Scripture reference: Genesis 1:26-2:25
What is your only comfort in life and in death? This question may be quite familiar. When the authors of the Heidelberg Catechism determined to present the message of salvation in the Scripture in the form of a catechism, they started with this question. For those not familiar with a catechism, the idea is to take the basic message, the Gospel, and state it succinctly and directly as a confession of the Christian faith.
This question probes the issue which is very precious to every true believer: the direction we look, the source, of everything good and important to us. But more than that, it raises the issue which every individual who has ever lived or will live must face. The history of the world is filled with accounts of how people have faced this question. In fact, most people have determined to deal with this question by convincing themselves that they, in fact, do not need to deal with it. But that is folly, for no one can avoid it. In one way or another, everyone must and will deal with it.
It is my intention to work through the first question and answer of the Heidelberg Catechism by examining the Scriptures upon which the details of this statement are based.
We must begin by understanding the question by itself. It is stated to present all that this comfort encompasses, but the question is also asked because there is a reason to find such comfort.
Do you look at life and understand there is a problem? In the face of uncertainty, what is important, what do we rely upon, what is our life all about, and what does the future hold? That is to say, what is your only comfort in life and in death?
Man created in the image of God
This question demands that we consider two further questions. It is where everyone must begin. First is this simple question: who are we? That is, who is man, which requires the next question, who is God? This much is clear: God is the Creator, and as the Creator He has fashioned and formed man, and established us regarding our place and purpose in this creation.

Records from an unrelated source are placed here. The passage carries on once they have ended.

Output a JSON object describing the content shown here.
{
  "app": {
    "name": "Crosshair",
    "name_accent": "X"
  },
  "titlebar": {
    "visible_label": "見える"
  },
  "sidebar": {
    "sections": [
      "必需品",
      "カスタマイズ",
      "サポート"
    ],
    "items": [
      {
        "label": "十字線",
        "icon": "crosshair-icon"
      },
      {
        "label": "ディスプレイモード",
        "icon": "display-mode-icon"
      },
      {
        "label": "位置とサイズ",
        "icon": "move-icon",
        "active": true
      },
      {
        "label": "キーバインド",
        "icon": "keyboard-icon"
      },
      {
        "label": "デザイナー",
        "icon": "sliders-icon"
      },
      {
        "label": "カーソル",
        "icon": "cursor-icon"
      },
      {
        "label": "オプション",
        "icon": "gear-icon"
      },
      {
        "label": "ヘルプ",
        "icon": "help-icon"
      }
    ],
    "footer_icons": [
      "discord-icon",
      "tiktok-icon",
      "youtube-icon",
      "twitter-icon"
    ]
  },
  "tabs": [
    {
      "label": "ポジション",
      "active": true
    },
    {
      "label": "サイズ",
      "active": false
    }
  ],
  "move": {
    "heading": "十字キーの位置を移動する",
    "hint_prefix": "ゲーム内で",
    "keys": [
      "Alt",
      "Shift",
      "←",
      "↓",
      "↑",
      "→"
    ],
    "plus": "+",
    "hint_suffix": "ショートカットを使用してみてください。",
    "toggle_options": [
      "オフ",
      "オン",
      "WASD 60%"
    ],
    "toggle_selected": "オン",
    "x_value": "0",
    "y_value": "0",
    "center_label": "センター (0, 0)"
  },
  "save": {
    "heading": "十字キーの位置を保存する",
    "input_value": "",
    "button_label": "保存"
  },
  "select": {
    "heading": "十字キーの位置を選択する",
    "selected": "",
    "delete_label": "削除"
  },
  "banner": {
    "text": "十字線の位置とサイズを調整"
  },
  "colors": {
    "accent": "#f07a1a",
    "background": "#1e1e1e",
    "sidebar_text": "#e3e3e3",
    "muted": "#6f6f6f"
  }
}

The Scripture simply puts it this way in Gen. 1:26 (ESV): “Then God said, ‘Let us make man in our image, after our likeness. And let them have dominion over the fish of the sea and over the birds of the heavens and over the livestock and over all the earth and over every creeping thing that creeps on the earth.'” This simple statement, that God, the creator, created man, addresses two fundamental issues.
1. It describes who man is.
2. It states the purpose of man.
We begin with this truth: we are created. Man is not just the highest form of evolution; he is not just a creature living in the here and now; he is not just made up of stuff. We—you and I, and everyone—are made in the image of God. Thus, man is a reflection of God. In our human nature as created beings, we reflect the character of God.
Since we are made uniquely in His image, what we do and how we live intimately relates to who we are. In discussing the creation of man, it is necessary to limit myself to the specific question before us. There is a great deal more involved in the understanding of who man is.
To be in fellowship
Think of a piece of art: the artist paints the original, but you normally purchase a printed copy. God is the original; we are copies. That reveals a connection. You are created to be connected to your creator. The idea that man is unique and autonomous and can determine for himself who he is, is nonsense.
This connection is seen when God placed man not only on this earth (made specifically as a good place for man to live), but specifically in the garden. This picture presents us with the fact that God created man to be in fellowship with God. Adam and Eve were specifically placed to live in the very presence of God. All they thought and did, their very life, related to and was sustained by the ever-present God. Further, in a special way, they regularly met and talked with God as God talked with them. All of this has to do with who they are—their basic makeup.
To serve God
Not only did God put them in the garden, He gave them a task. Man is to rule over this creation, to unfold it and discover all that is in it, and to take care of it. Again, there is a great deal of stuff which can be unpacked from this reality.
But fundamentally, as it relates to the question before us, are you doing what God made you to be doing? If God made you for a purpose, it follows that there is an accounting. This task of serving God is not just given to man as an option. It is not just something extra for those who decide that they do want to honor God as the creator, as a way to show that honor.
It is what God put mankind here on this earth for. To serve Him.
The relationship of man to God established in the creation
Understanding you are created in the image of God means recognizing there is a relationship. You cannot be human, you cannot fulfill your place in the creation, you cannot function as you are designed to function, unless you are in a relationship with God.
In theological terms we speak of the creator/creature distinction. There is a creator: God alone is that creator. You are the creature; you are what God made you. We need to properly understand who we are and who we are not. It is up to God the Creator to decide who we are and how we are to live. That belongs to Him. We are to respond to the Creator because we are the creature, made in His image.
The creator/creature distinction is important. But as already indicated, man is a reflection of God. The connection exists. God did not just make something as He did with the rest of creation; He made man to be the image bearer of God.
Thus the question—What is your only comfort in life and in death?—is equally important for every individual.
Blog post content taken from a sermon series delivered by Dr. Maynard Koerner, President and Professor of Ministerial Studies at Heidelberg Theological Seminary.